Items from an interface collection
—————

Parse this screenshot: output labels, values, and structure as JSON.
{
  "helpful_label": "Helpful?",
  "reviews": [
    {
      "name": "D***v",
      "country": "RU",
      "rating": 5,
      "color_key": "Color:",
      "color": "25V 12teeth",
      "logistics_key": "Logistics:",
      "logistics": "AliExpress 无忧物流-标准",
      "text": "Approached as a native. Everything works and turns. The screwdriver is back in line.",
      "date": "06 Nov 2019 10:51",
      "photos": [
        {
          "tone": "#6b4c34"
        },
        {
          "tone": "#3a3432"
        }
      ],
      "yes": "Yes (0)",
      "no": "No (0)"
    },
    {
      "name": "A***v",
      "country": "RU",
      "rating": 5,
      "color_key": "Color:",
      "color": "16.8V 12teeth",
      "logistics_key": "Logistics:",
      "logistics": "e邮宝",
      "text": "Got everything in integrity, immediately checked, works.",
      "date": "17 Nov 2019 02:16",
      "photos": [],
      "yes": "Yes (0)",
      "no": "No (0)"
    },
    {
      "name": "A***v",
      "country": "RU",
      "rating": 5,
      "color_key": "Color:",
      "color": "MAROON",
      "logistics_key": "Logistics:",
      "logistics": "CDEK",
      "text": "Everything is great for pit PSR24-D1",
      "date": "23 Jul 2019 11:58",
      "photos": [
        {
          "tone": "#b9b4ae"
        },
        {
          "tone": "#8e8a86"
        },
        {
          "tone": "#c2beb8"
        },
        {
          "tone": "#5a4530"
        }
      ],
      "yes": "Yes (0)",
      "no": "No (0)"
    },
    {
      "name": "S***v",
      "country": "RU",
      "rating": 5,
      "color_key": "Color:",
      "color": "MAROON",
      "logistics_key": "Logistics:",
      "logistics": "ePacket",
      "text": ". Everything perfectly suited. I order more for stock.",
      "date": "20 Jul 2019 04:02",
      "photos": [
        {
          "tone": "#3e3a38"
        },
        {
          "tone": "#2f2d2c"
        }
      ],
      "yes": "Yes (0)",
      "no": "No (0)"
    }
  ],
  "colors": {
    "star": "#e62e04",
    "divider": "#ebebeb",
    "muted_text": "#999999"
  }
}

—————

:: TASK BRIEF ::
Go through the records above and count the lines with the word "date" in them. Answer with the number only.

:: WRITTEN ANSWER ::
4